North Ronaldsay Sheep
The North Ronaldsay is a small, slender breed with either a white, grey or brown fleece. Ewes weigh up to 25kg and rams up to 35kg. They are similar in appearance to other primitive breeds such as the Shetland and Soay Sheep. Rams are usually horned, with ewes either being polled or horned. The expected lambing percentage is around 130 to 150%. The lambs are very small when born and care must be taken to protect them from predators like foxes. The breed is very well adapted to wet and windy conditions but doesn’t thrive in upland conditions. The breed requires a good quality varied diet and may need to be housed during the winter. They are very sensitive to copper toxicity so care must be taken when substitute feeding them.
The North Ronaldsay is mainly found on its native island which is situated on the northern edge of the Orkney Islands. On the island of North Ronaldsay a wall and dyke system was erected encircling the island in the 19th century to keep the sheep on the foreshore since then the breed has evolved to eat seaweed as its main food source.
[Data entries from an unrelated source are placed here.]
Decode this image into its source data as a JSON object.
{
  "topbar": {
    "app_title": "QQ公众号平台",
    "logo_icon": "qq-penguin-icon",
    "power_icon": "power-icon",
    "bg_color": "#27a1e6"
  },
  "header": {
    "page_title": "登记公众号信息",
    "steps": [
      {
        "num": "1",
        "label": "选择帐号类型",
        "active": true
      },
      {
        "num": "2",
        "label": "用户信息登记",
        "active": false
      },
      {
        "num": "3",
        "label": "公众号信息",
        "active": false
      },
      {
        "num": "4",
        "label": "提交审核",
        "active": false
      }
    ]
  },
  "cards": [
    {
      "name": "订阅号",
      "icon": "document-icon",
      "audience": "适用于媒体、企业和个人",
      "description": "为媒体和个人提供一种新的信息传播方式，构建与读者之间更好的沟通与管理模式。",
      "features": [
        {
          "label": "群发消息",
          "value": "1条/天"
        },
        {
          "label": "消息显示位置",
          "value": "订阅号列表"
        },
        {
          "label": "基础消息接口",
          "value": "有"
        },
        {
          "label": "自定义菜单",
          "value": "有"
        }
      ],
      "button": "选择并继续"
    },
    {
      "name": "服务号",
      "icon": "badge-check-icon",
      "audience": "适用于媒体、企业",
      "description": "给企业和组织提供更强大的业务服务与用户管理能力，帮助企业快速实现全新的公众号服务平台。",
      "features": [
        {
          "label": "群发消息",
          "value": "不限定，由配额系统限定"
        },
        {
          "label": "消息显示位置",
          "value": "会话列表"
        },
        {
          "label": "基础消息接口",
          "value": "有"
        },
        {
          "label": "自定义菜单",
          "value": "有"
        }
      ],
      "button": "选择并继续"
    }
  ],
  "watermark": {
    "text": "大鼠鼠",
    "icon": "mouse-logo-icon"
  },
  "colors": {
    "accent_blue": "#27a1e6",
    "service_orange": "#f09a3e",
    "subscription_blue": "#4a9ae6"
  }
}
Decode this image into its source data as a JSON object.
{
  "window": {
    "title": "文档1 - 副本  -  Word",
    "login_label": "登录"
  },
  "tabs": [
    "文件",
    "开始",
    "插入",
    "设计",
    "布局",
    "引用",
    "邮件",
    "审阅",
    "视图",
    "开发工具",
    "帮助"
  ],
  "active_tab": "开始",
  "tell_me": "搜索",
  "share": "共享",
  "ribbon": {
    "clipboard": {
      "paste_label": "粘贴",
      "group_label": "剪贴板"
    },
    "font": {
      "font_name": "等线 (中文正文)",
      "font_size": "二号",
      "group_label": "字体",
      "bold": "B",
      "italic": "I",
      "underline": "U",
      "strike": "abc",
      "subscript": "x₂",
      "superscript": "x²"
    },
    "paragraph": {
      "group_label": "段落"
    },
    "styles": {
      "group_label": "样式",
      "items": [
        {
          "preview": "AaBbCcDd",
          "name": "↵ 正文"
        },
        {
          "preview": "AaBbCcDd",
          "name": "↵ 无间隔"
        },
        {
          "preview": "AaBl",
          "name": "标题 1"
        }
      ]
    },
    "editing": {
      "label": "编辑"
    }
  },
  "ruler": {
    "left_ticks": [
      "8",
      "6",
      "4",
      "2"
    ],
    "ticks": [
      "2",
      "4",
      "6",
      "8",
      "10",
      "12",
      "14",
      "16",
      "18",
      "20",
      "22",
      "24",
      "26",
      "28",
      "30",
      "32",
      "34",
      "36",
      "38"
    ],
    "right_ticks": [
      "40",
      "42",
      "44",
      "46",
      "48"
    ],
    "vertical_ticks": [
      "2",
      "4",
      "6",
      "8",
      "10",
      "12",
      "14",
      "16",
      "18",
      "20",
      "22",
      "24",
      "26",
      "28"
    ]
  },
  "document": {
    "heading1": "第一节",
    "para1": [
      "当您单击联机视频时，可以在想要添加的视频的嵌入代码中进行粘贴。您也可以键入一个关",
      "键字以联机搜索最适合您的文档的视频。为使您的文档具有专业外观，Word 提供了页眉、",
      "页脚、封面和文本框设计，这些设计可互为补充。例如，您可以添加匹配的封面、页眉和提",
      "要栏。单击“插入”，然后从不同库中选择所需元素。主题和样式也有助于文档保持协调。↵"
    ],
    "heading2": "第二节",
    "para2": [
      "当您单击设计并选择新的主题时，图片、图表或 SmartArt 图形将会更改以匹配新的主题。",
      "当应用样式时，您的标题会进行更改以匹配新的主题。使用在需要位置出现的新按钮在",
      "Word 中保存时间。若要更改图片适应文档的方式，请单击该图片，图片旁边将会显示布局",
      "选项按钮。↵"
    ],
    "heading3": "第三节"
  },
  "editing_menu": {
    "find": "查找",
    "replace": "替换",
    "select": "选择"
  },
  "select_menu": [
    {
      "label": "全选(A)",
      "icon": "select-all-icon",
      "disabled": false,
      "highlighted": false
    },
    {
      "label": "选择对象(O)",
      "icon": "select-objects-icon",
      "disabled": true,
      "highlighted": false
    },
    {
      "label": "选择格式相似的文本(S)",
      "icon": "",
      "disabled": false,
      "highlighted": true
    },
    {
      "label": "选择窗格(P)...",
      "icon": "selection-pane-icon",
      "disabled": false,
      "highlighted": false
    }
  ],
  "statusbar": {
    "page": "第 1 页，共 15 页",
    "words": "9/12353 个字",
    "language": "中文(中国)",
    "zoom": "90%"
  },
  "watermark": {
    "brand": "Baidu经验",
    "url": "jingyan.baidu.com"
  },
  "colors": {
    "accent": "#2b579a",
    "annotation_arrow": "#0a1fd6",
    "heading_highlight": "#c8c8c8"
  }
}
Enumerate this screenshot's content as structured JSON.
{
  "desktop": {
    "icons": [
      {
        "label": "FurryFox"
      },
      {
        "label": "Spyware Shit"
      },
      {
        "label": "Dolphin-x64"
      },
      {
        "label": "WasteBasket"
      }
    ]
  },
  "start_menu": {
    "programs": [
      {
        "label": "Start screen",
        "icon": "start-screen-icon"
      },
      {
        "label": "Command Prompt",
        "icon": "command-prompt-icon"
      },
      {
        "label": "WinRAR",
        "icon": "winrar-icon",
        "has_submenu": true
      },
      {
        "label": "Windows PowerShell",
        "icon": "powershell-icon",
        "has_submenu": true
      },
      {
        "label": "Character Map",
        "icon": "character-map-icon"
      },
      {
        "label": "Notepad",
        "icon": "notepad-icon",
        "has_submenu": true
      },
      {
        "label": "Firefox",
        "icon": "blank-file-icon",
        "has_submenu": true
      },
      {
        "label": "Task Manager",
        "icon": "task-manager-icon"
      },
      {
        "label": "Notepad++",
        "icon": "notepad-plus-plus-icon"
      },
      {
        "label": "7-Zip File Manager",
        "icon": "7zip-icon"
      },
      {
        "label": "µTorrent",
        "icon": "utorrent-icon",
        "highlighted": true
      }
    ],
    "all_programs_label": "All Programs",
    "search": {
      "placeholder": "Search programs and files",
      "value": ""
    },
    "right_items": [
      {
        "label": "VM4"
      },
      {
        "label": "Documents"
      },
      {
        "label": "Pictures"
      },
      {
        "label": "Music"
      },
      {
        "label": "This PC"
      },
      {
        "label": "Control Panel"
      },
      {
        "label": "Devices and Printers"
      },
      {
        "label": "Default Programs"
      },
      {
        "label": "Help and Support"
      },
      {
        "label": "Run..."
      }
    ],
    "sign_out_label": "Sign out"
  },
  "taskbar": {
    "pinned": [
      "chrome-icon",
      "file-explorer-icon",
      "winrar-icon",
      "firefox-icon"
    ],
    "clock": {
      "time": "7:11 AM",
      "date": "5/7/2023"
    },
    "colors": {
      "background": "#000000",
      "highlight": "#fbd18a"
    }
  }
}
The wall is still in place and the sheep still live on the shores around the island for most of the year and are only brought onto the better land for lambing.
Compared to lowland commercial sheep breeds the North Ronaldsay has little commercial value for the main markets, but due to its diet and its primitive breed status the North Ronaldsay can command a premium market in hotels and restaurants.
The various colours of fleece make it a popular choice for decerning buyers who are looking for natural fibre wool.
Of equal importance, the blackface breed produces a reservoir of females which are drafted to marginal or upland farms either as ewe lambs or five or six year old ewes, where they are crossed with a Blue faced Leicester to produce the Mule Ewe, or a Border Leicester to produce the Grey face Ewe. When crossed with a terminal lowland ram, the blackface ewe produces a quality prime lamb, or a store lamb for finishing.
The breed has evolved on the seashore of North Ronaldsay where seaweed is naturally abundant. Other suitable habitats include saltmarshes. They can graze on other lowland habitats but are not suited to upland areas.
No known Irish Breed Society.